    Evidence of genotoxic effects were seen in 49 healthy adults after they swam for 40 minutes in the chlorinated pool. Specifically, researchers found increases in two genotoxicity biomarkers relative to the concentration of the most common types of DBPs in exhaled breath, which were used as a measure of the swimmers' exposures. The biomarkers that increased were micronuclei in blood lymphocytes, which have been associated with cancer risk in healthy subjects, and urine mutagenicity, which is a biomarker of exposure to genotoxic agents.
    Detailed measurements were also made of the most common exhaled DBPs (trihalomethanes) in air around the pool and in exhaled breath of the swimmers before and after swimming. Researchers measured several biomarkers of respiratory effects after swimming and found changes in only one -- a slight increase in serum CC16, which suggests an increase in lung epithelium permeability. This result was explained by the effects of exercise itself as well as exposure to DBPs. Further research is needed to sort out the clinical relevance of this acute change, the researchers stated.
    In addition, the authors identified more than 100 DBPs in the pool waters, some never reported previously in swimming pool water and/or chlorinated drinking water. In vitro assays showed that the swimming pool water was mutagenic at levels similar to that of drinking water but was more cytotoxic (can kill cells at a lower concentration) than drinking water.
    The human exposures studied were short-term, and further investigations of genotoxic and respiratory effects of longer-term exposures are needed, the authors stated. Also noted was a need for further research on an array of swimming pools under various conditions of maintenance and use, as well as more complete evaluations of the uptake and potential effects of the wide range of compounds present in pool water. These are preliminary results that should be confirmed in studies with larger sample sizes.
    This work was supported by the Spanish organizations Plan Nacional and Fondo de Investigación Sanitaria, Instituto de Salud Carlos III; and also by the U.S. Environmental Protection Agency.
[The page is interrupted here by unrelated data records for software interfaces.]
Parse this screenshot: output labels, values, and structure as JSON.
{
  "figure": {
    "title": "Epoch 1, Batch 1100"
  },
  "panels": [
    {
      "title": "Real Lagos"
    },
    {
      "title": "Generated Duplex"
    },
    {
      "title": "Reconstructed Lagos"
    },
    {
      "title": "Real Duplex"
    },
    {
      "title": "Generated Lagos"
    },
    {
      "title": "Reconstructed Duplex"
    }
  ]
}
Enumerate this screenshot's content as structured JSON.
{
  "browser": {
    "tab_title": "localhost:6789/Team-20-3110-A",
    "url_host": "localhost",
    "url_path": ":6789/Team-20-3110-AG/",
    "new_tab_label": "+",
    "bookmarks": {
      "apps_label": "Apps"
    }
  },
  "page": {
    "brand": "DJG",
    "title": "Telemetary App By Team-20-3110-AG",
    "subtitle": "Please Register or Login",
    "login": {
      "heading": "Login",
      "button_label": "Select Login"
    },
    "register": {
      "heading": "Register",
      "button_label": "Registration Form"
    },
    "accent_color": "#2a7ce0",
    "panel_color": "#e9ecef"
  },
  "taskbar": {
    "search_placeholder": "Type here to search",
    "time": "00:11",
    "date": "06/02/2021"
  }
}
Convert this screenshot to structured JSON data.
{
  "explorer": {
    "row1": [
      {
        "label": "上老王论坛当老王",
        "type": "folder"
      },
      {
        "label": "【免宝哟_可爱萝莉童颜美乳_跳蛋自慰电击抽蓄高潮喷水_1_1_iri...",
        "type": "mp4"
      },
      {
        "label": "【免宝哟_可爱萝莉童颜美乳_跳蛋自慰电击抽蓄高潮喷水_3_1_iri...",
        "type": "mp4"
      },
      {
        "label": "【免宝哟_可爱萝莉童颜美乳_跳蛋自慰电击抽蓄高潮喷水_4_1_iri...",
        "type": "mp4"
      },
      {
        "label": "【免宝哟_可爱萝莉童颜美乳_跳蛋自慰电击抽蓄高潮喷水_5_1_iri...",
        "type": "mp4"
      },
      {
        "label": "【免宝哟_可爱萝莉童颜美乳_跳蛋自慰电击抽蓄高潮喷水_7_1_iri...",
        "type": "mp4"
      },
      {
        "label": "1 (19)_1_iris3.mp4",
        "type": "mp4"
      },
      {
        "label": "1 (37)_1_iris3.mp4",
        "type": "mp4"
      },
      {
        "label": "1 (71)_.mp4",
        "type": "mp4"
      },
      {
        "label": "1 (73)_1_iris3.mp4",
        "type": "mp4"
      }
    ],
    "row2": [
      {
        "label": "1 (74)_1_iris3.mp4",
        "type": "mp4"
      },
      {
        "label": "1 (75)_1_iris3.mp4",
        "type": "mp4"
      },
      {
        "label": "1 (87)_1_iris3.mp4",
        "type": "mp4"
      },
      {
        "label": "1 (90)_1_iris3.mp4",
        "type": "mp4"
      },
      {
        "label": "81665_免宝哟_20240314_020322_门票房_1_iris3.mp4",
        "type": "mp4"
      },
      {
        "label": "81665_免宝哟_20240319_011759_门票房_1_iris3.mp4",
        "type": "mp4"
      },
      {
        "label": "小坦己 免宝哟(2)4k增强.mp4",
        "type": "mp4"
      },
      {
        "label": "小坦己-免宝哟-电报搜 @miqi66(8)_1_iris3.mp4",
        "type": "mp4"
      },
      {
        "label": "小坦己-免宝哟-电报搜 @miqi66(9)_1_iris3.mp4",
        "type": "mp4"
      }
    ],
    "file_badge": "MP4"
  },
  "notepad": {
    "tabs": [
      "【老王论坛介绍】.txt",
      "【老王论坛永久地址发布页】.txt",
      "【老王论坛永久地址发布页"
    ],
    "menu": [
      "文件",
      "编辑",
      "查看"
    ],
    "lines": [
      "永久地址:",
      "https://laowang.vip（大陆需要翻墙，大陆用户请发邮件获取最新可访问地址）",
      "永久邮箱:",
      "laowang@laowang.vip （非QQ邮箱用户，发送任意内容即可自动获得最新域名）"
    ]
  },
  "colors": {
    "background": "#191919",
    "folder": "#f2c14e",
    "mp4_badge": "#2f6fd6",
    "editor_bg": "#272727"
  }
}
Page 4 of 4 FirstFirst 1234


Posting Permissions

  • You may not post new threads
  • You may not post replies
  • You may not post attachments
  • You may not edit your posts